* _Prompt_
The answer must consist solely of the lines from the one with "Read all visible content and emit it as JSON." through the last line of the data, copied exactly, with no pictures.

* _Given records_
..............................

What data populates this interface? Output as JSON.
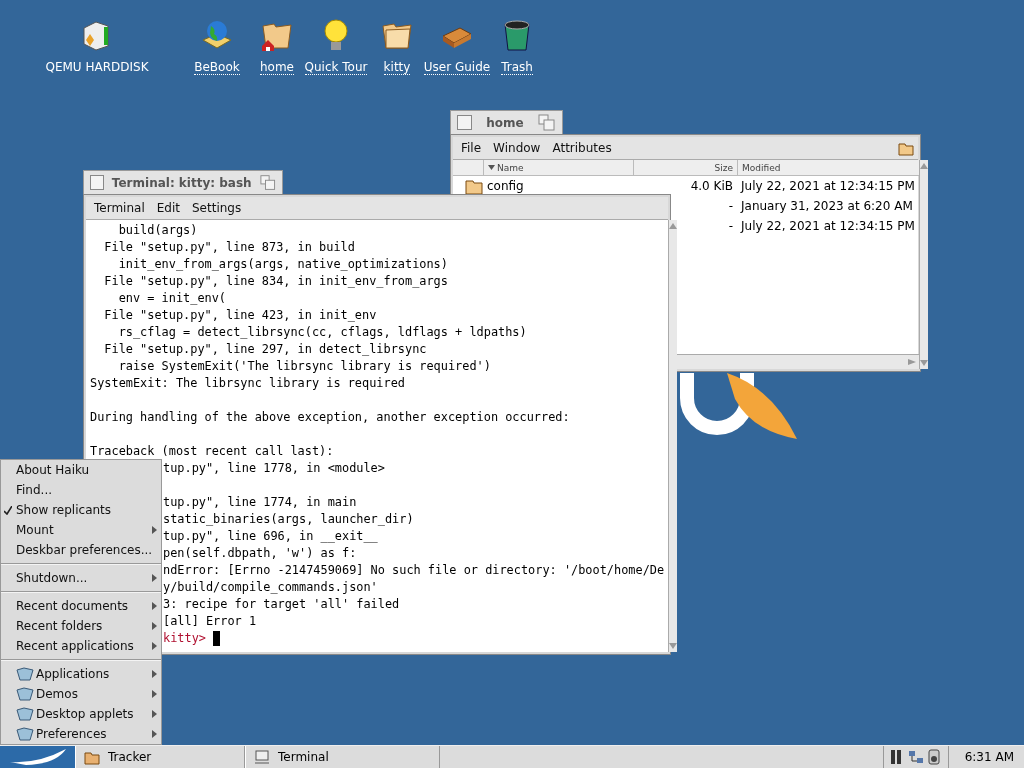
{
  "desktop_icons": [
    {
      "label": "QEMU HARDDISK",
      "kind": "disk",
      "link": false
    },
    {
      "label": "BeBook",
      "kind": "book",
      "link": true
    },
    {
      "label": "home",
      "kind": "home",
      "link": true
    },
    {
      "label": "Quick Tour",
      "kind": "bulb",
      "link": true
    },
    {
      "label": "kitty",
      "kind": "folder",
      "link": true
    },
    {
      "label": "User Guide",
      "kind": "guide",
      "link": true
    },
    {
      "label": "Trash",
      "kind": "trash",
      "link": true
    }
  ],
  "home_window": {
    "title": "home",
    "menu": [
      "File",
      "Window",
      "Attributes"
    ],
    "columns": [
      "Name",
      "Size",
      "Modified"
    ],
    "rows": [
      {
        "name": "config",
        "size": "4.0 KiB",
        "modified": "July 22, 2021 at 12:34:15 PM"
      },
      {
        "size": "-",
        "modified": "January 31, 2023 at 6:20 AM"
      },
      {
        "size": "-",
        "modified": "July 22, 2021 at 12:34:15 PM"
      }
    ]
  },
  "terminal_window": {
    "title": "Terminal: kitty: bash",
    "menu": [
      "Terminal",
      "Edit",
      "Settings"
    ],
    "lines": [
      {
        "kind": "text",
        "text": "    build(args)"
      },
      {
        "kind": "text",
        "text": "  File \"setup.py\", line 873, in build"
      },
      {
        "kind": "text",
        "text": "    init_env_from_args(args, native_optimizations)"
      },
      {
        "kind": "text",
        "text": "  File \"setup.py\", line 834, in init_env_from_args"
      },
      {
        "kind": "text",
        "text": "    env = init_env("
      },
      {
        "kind": "text",
        "text": "  File \"setup.py\", line 423, in init_env"
      },
      {
        "kind": "text",
        "text": "    rs_cflag = detect_librsync(cc, cflags, ldflags + ldpaths)"
      },
      {
        "kind": "text",
        "text": "  File \"setup.py\", line 297, in detect_librsync"
      },
      {
        "kind": "text",
        "text": "    raise SystemExit('The librsync library is required')"
      },
      {
        "kind": "text",
        "text": "SystemExit: The librsync library is required"
      },
      {
        "kind": "blank"
      },
      {
        "kind": "text",
        "text": "During handling of the above exception, another exception occurred:"
      },
      {
        "kind": "blank"
      },
      {
        "kind": "text",
        "text": "Traceback (most recent call last):"
      }
    ],
    "lines_beside_menu": [
      {
        "kind": "text",
        "text": "tup.py\", line 1778, in <module>"
      },
      {
        "kind": "blank"
      },
      {
        "kind": "text",
        "text": "tup.py\", line 1774, in main"
      },
      {
        "kind": "text",
        "text": "static_binaries(args, launcher_dir)"
      },
      {
        "kind": "text",
        "text": "tup.py\", line 696, in __exit__"
      },
      {
        "kind": "text",
        "text": "pen(self.dbpath, 'w') as f:"
      },
      {
        "kind": "text",
        "text": "ndError: [Errno -2147459069] No such file or directory: '/boot/home/De"
      },
      {
        "kind": "text",
        "text": "y/build/compile_commands.json'"
      },
      {
        "kind": "text",
        "text": "3: recipe for target 'all' failed"
      },
      {
        "kind": "text",
        "text": "[all] Error 1"
      },
      {
        "kind": "prompt",
        "text": "kitty>"
      }
    ]
  },
  "deskbar_menu": {
    "groups": [
      [
        {
          "label": "About Haiku",
          "checked": false,
          "submenu": false,
          "folder": false
        },
        {
          "label": "Find...",
          "checked": false,
          "submenu": false,
          "folder": false
        },
        {
          "label": "Show replicants",
          "checked": true,
          "submenu": false,
          "folder": false
        },
        {
          "label": "Mount",
          "checked": false,
          "submenu": true,
          "folder": false
        },
        {
          "label": "Deskbar preferences...",
          "checked": false,
          "submenu": false,
          "folder": false
        }
      ],
      [
        {
          "label": "Shutdown...",
          "checked": false,
          "submenu": true,
          "folder": false
        }
      ],
      [
        {
          "label": "Recent documents",
          "checked": false,
          "submenu": true,
          "folder": false
        },
        {
          "label": "Recent folders",
          "checked": false,
          "submenu": true,
          "folder": false
        },
        {
          "label": "Recent applications",
          "checked": false,
          "submenu": true,
          "folder": false
        }
      ],
      [
        {
          "label": "Applications",
          "checked": false,
          "submenu": true,
          "folder": true
        },
        {
          "label": "Demos",
          "checked": false,
          "submenu": true,
          "folder": true
        },
        {
          "label": "Desktop applets",
          "checked": false,
          "submenu": true,
          "folder": true
        },
        {
          "label": "Preferences",
          "checked": false,
          "submenu": true,
          "folder": true
        }
      ]
    ]
  },
  "taskbar": {
    "apps": [
      {
        "label": "Tracker",
        "kind": "tracker"
      },
      {
        "label": "Terminal",
        "kind": "terminal"
      }
    ],
    "clock": "6:31 AM"
  }
}
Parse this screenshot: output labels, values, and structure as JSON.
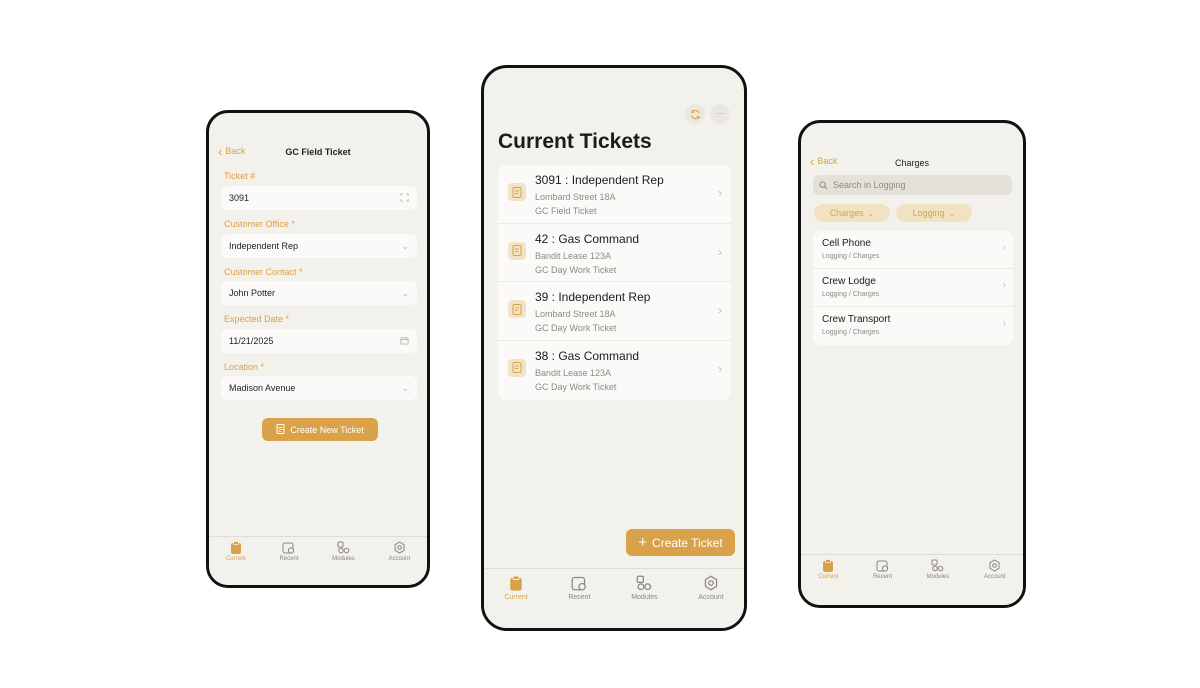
{
  "left_screen": {
    "back_label": "Back",
    "title": "GC Field Ticket",
    "fields": [
      {
        "label": "Ticket #",
        "value": "3091",
        "trail_icon": "scan-icon"
      },
      {
        "label": "Customer Office *",
        "value": "Independent Rep",
        "trail_icon": "chevron-down-icon"
      },
      {
        "label": "Customer Contact *",
        "value": "John Potter",
        "trail_icon": "chevron-down-icon"
      },
      {
        "label": "Expected Date *",
        "value": "11/21/2025",
        "trail_icon": "calendar-icon"
      },
      {
        "label": "Location *",
        "value": "Madison Avenue",
        "trail_icon": "chevron-down-icon"
      }
    ],
    "create_button": "Create New Ticket"
  },
  "middle_screen": {
    "title": "Current Tickets",
    "refresh_icon": "refresh-icon",
    "more_icon": "more-icon",
    "tickets": [
      {
        "title": "3091 : Independent Rep",
        "location": "Lombard Street 18A",
        "type": "GC Field Ticket"
      },
      {
        "title": "42 : Gas Command",
        "location": "Bandit Lease 123A",
        "type": "GC Day Work Ticket"
      },
      {
        "title": "39 : Independent Rep",
        "location": "Lombard Street 18A",
        "type": "GC Day Work Ticket"
      },
      {
        "title": "38 : Gas Command",
        "location": "Bandit Lease 123A",
        "type": "GC Day Work Ticket"
      }
    ],
    "create_button": "Create Ticket"
  },
  "right_screen": {
    "back_label": "Back",
    "title": "Charges",
    "search_placeholder": "Search in Logging",
    "chips": [
      "Charges",
      "Logging"
    ],
    "items": [
      {
        "title": "Cell Phone",
        "path": "Logging / Charges"
      },
      {
        "title": "Crew Lodge",
        "path": "Logging / Charges"
      },
      {
        "title": "Crew Transport",
        "path": "Logging / Charges"
      }
    ]
  },
  "tabs": [
    {
      "label": "Current",
      "icon": "clipboard-icon",
      "active": true
    },
    {
      "label": "Recent",
      "icon": "recent-icon",
      "active": false
    },
    {
      "label": "Modules",
      "icon": "modules-icon",
      "active": false
    },
    {
      "label": "Account",
      "icon": "gear-icon",
      "active": false
    }
  ],
  "colors": {
    "accent": "#d9a24a",
    "background": "#f3f1ec",
    "card": "#fbfaf8"
  }
}
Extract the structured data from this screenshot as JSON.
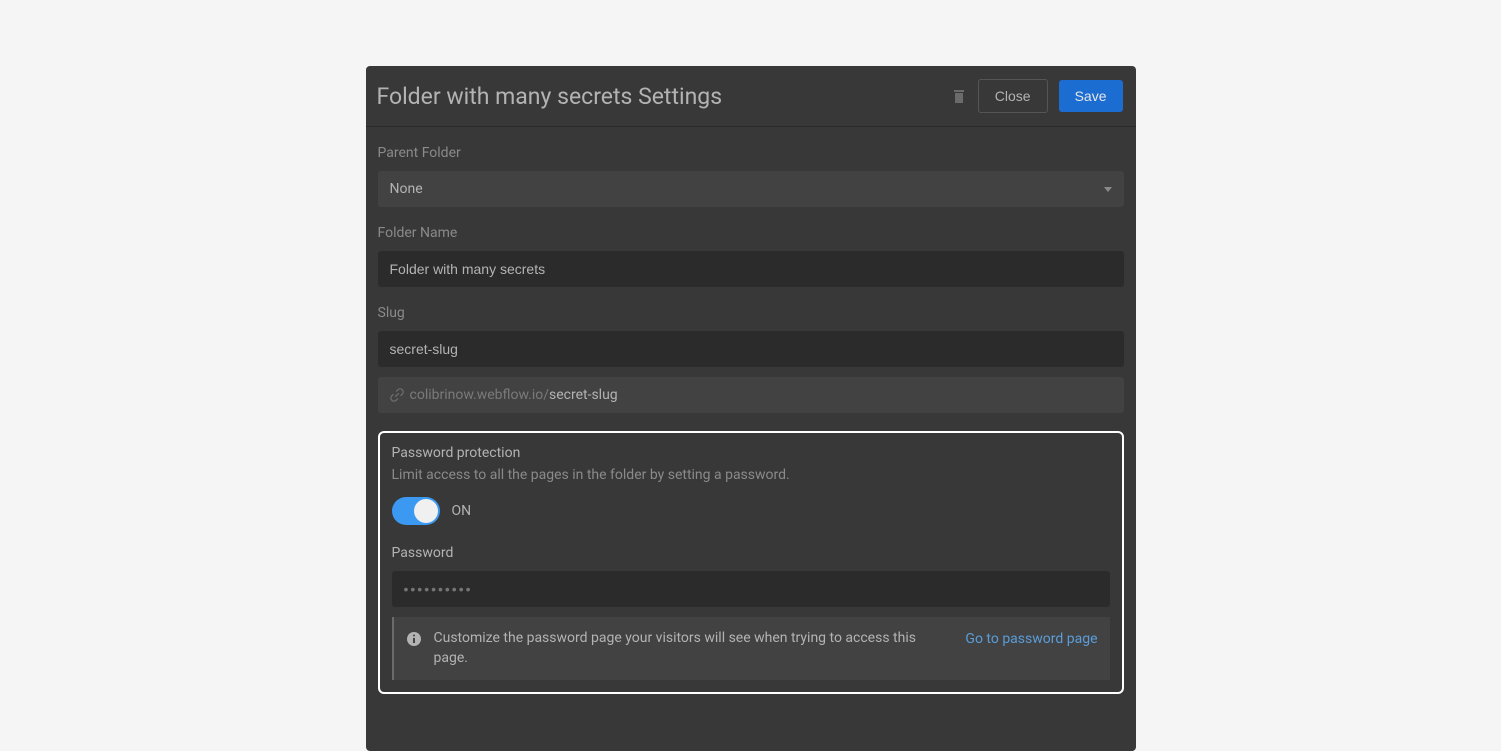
{
  "header": {
    "title": "Folder with many secrets Settings",
    "close_label": "Close",
    "save_label": "Save"
  },
  "form": {
    "parent_folder_label": "Parent Folder",
    "parent_folder_value": "None",
    "folder_name_label": "Folder Name",
    "folder_name_value": "Folder with many secrets",
    "slug_label": "Slug",
    "slug_value": "secret-slug",
    "url_base": "colibrinow.webflow.io/",
    "url_slug": "secret-slug"
  },
  "password_section": {
    "title": "Password protection",
    "description": "Limit access to all the pages in the folder by setting a password.",
    "toggle_state": "ON",
    "password_label": "Password",
    "password_placeholder": "••••••••••",
    "info_text": "Customize the password page your visitors will see when trying to access this page.",
    "info_link": "Go to password page"
  }
}
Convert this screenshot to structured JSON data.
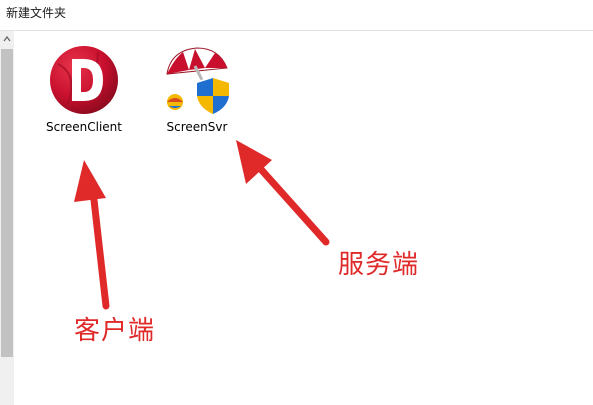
{
  "window": {
    "title": "新建文件夹"
  },
  "files": [
    {
      "name": "ScreenClient",
      "icon": "red-d-app-icon"
    },
    {
      "name": "ScreenSvr",
      "icon": "beach-umbrella-shield-icon"
    }
  ],
  "annotations": {
    "client_label": "客户端",
    "server_label": "服务端",
    "color": "#e02a2a"
  },
  "colors": {
    "icon_red": "#c8102e",
    "shield_blue": "#1f6fd1",
    "shield_yellow": "#f5b800"
  }
}
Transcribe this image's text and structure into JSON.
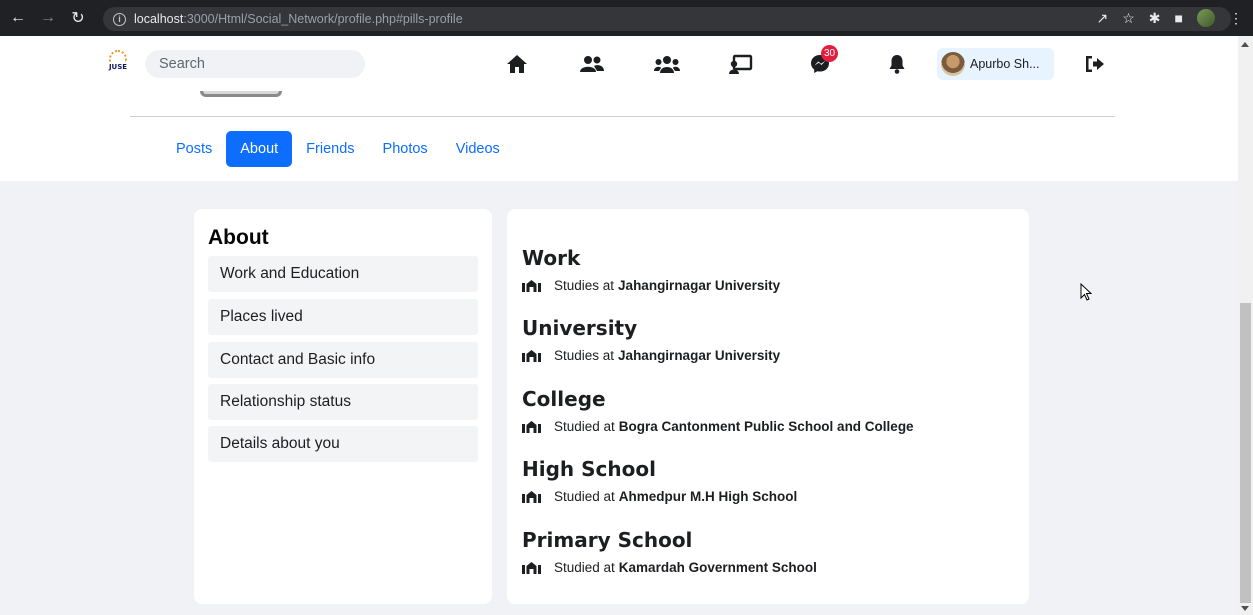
{
  "browser": {
    "url_host": "localhost",
    "url_path": ":3000/Html/Social_Network/profile.php#pills-profile"
  },
  "navbar": {
    "logo_text": "JUSE",
    "search_placeholder": "Search",
    "messenger_badge": "30",
    "user_name": "Apurbo Sh..."
  },
  "tabs": [
    {
      "label": "Posts",
      "active": false
    },
    {
      "label": "About",
      "active": true
    },
    {
      "label": "Friends",
      "active": false
    },
    {
      "label": "Photos",
      "active": false
    },
    {
      "label": "Videos",
      "active": false
    }
  ],
  "about": {
    "title": "About",
    "items": [
      "Work and Education",
      "Places lived",
      "Contact and Basic info",
      "Relationship status",
      "Details about you"
    ]
  },
  "details": [
    {
      "heading": "Work",
      "prefix": "Studies at",
      "place": "Jahangirnagar University"
    },
    {
      "heading": "University",
      "prefix": "Studies at",
      "place": "Jahangirnagar University"
    },
    {
      "heading": "College",
      "prefix": "Studied at",
      "place": "Bogra Cantonment Public School and College"
    },
    {
      "heading": "High School",
      "prefix": "Studied at",
      "place": "Ahmedpur M.H High School"
    },
    {
      "heading": "Primary School",
      "prefix": "Studied at",
      "place": "Kamardah Government School"
    }
  ],
  "colors": {
    "accent": "#0d6efd",
    "badge": "#e41e3f",
    "page_bg": "#f0f2f5"
  }
}
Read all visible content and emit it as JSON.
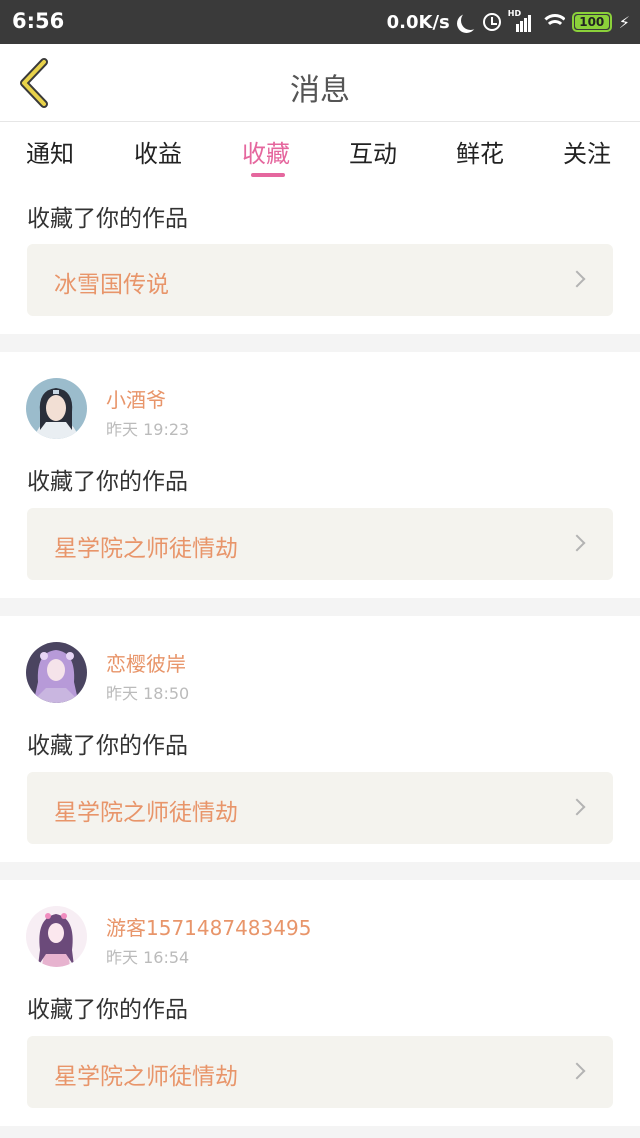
{
  "status_bar": {
    "time": "6:56",
    "net_speed": "0.0K/s",
    "signal_label": "HD",
    "battery": "100"
  },
  "header": {
    "title": "消息"
  },
  "tabs": [
    {
      "label": "通知",
      "active": false
    },
    {
      "label": "收益",
      "active": false
    },
    {
      "label": "收藏",
      "active": true
    },
    {
      "label": "互动",
      "active": false
    },
    {
      "label": "鲜花",
      "active": false
    },
    {
      "label": "关注",
      "active": false
    }
  ],
  "colors": {
    "accent_pink": "#e5679e",
    "accent_orange": "#e8956a"
  },
  "messages": [
    {
      "user": "",
      "time": "",
      "action": "收藏了你的作品",
      "work": "冰雪国传说"
    },
    {
      "user": "小酒爷",
      "time": "昨天 19:23",
      "action": "收藏了你的作品",
      "work": "星学院之师徒情劫"
    },
    {
      "user": "恋樱彼岸",
      "time": "昨天 18:50",
      "action": "收藏了你的作品",
      "work": "星学院之师徒情劫"
    },
    {
      "user": "游客1571487483495",
      "time": "昨天 16:54",
      "action": "收藏了你的作品",
      "work": "星学院之师徒情劫"
    }
  ]
}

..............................

* _Response area_
Read all visible content and emit it as JSON.
{
  "status_bar": {
    "time": "6:56",
    "net_speed": "0.0K/s",
    "signal_label": "HD",
    "battery": "100"
  },
  "header": {
    "title": "消息"
  },
  "tabs": [
    {
      "label": "通知",
      "active": false
    },
    {
      "label": "收益",
      "active": false
    },
    {
      "label": "收藏",
      "active": true
    },
    {
      "label": "互动",
      "active": false
    },
    {
      "label": "鲜花",
      "active": false
    },
    {
      "label": "关注",
      "active": false
    }
  ],
  "colors": {
    "accent_pink": "#e5679e",
    "accent_orange": "#e8956a"
  },
  "messages": [
    {
      "user": "",
      "time": "",
      "action": "收藏了你的作品",
      "work": "冰雪国传说"
    },
    {
      "user": "小酒爷",
      "time": "昨天 19:23",
      "action": "收藏了你的作品",
      "work": "星学院之师徒情劫"
    },
    {
      "user": "恋樱彼岸",
      "time": "昨天 18:50",
      "action": "收藏了你的作品",
      "work": "星学院之师徒情劫"
    },
    {
      "user": "游客1571487483495",
      "time": "昨天 16:54",
      "action": "收藏了你的作品",
      "work": "星学院之师徒情劫"
    }
  ]
}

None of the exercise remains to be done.